Justification for an untreated room? How dare you! Now that I got your attention, let’s talk about it. Almost everyone with a studio has a treated room. Most have bass traps and wall treatments at their speaker’s first reflection points, perhaps a ceiling cloud above their mixing position. These room treatments deaden, disperse, and absorb unwanted frequencies to create a more realistic and accurate listening environment, making your studio more conducive for recording, mixing, and mastering. However, if you look at the walls of my studio, you’ll find I have no acoustic treatment, just the odd shelving system. So why have I abandoned wall treatments altogether? I’ll explain.
My room is almost perfectly square; to make things worse, it’s small for a studio. Now the word small is subjective; small compared to what? So I’ll be more specific, my room is approximately eleven feet long by eleven feet wide. Once my main production desk is against the wall, I sit in the worst position imaginable for mixing and mastering. My home studio is in a four-level split, which means, like many homes of that era, two of my walls are average (straight up from the floor to ceiling), and the other two have foundation ledges. The external wall of my studio has windows running its entire length. These windows are great for light but horrible for acoustics. In other words, I’ve got a big acoustic mess on my hands. The problem is so dire that no matter how much foam I stick on the walls, the studio would look horrible, and my studio would only sound marginally better.
Having a small square-shaped studio doesn’t mean you’re down for the count. It simply means taming the acoustics in your environment becomes much more difficult. Search for setting up your mixing position; tons of videos and articles dig into the subject in great detail. Others can do a better job of explaining the situation in depth. It boils down to the movement of sound waves in your room; this creation of standing waves and reflections tricks your ears into hearing a misrepresentation of how your music sounds. So when mixing, your studio may produce exaggerated bass frequencies, so you bring the bass frequencies down in the mix, bounce your track to audio, play it on another system in another room, and your track lacks bass. Why? Because the room exaggerated the bass frequencies, making them sound louder than they were, you mixed them down, almost eliminating them from your mix. While this bass frequency explanation is frequently used, this concept happens with most frequencies. You need to trust your mixing environment or understand how it’s affecting your mixing decisions to trust your mix.

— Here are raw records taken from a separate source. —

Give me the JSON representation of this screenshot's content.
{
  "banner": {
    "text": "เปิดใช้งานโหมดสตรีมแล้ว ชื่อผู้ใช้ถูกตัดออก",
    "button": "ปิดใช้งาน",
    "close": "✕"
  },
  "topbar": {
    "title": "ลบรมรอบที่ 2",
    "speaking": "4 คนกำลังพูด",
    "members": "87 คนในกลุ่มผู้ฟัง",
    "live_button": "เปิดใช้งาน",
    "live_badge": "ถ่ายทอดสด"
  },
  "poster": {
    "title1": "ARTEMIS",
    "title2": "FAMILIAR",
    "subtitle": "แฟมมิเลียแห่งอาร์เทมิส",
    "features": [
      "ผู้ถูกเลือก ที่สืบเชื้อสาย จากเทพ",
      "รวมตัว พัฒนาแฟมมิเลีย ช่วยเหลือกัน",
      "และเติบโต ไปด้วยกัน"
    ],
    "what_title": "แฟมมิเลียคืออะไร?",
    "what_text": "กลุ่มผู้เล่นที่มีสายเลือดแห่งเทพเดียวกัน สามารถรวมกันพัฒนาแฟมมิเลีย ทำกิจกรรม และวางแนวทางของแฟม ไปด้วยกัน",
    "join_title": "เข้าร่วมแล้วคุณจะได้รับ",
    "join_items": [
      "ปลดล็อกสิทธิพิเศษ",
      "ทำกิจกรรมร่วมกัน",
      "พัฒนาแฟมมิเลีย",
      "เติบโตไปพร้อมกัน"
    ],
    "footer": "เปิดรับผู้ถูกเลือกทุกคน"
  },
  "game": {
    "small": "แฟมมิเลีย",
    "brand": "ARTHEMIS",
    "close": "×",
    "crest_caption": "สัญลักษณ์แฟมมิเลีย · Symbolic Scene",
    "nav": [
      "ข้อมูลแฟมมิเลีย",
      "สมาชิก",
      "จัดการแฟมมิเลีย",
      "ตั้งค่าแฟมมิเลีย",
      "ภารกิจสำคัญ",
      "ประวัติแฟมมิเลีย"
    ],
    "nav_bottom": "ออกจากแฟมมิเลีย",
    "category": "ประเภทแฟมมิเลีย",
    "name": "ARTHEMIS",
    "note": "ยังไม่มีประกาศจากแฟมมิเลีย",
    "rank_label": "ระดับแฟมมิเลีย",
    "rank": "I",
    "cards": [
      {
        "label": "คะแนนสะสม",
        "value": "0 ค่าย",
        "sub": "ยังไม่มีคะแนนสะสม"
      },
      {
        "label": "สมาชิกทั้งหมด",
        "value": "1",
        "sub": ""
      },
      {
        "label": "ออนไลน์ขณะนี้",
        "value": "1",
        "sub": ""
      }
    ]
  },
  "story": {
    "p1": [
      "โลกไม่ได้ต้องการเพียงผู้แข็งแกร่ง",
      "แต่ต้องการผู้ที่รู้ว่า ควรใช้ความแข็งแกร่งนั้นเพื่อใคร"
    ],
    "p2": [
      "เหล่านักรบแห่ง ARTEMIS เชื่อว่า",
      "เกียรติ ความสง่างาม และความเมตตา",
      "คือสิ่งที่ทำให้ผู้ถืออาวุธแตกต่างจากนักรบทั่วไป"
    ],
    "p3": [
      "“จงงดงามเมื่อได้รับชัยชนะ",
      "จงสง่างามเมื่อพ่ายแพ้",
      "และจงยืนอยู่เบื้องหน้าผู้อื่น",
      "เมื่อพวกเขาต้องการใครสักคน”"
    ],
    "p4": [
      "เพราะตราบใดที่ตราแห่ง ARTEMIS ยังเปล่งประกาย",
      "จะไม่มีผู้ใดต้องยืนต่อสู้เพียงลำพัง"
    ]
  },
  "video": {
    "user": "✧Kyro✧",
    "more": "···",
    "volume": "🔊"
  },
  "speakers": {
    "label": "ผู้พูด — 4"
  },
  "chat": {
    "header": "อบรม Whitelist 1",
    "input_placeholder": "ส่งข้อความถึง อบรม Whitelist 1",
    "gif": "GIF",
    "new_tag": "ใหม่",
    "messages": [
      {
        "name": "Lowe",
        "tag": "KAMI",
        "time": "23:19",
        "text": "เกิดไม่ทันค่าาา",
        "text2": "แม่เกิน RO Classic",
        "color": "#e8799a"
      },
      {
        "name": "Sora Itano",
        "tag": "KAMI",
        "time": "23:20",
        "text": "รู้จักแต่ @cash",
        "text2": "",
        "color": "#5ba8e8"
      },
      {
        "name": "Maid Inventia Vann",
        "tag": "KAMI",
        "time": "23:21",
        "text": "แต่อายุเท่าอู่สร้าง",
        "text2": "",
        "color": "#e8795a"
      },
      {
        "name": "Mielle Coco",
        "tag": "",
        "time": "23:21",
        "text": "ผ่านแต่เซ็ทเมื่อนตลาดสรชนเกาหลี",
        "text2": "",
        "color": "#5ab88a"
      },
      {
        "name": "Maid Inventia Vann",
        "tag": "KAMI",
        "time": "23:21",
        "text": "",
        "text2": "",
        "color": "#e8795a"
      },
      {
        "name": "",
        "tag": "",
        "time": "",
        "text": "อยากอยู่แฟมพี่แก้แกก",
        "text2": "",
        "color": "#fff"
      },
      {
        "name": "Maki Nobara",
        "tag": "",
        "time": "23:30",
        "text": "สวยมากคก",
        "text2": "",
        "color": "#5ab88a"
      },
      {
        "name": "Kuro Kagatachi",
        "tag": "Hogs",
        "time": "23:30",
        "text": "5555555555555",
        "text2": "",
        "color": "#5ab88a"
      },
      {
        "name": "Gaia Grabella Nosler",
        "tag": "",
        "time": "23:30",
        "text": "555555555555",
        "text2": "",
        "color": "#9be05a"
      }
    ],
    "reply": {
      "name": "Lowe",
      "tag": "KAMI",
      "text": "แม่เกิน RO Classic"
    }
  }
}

I admit I’m not being entirely honest when I say I have no room treatments. I’ve placed shelves filled with uneven items around my studio to diffuse the sound waves, which works well. In my studio, my mixing position is in the worst place imaginable; using room treatments would mean the walls would need adjusting, and treatments would take up my shelving space. If I wanted, I could put up wall treatments and a ceiling cloud, but it would dramatically change the look and feel of my studio, which is also very important to me and wouldn’t change the sound substantially. Because I’m not recording from mics in my room, my room can be the way it is. I mix and master through headphones (covered in another post); I feel I can get away without treatments, still leaving my studio very functional.
I’m not saying you shouldn’t acoustically treat your room; if your studio needs it and it’s vital, that should become a priority. However, if your studio is like mine, where acoustic room treatments are neither critical nor practical, learn to work around it, enjoy your studio, and keep being creative. My other blog posts on “mixing on headphones” and “workarounds for acoustic treatment” provide more details on this subject. Thanks for reading; I’m just a music teacher having fun; catch ya on the next one.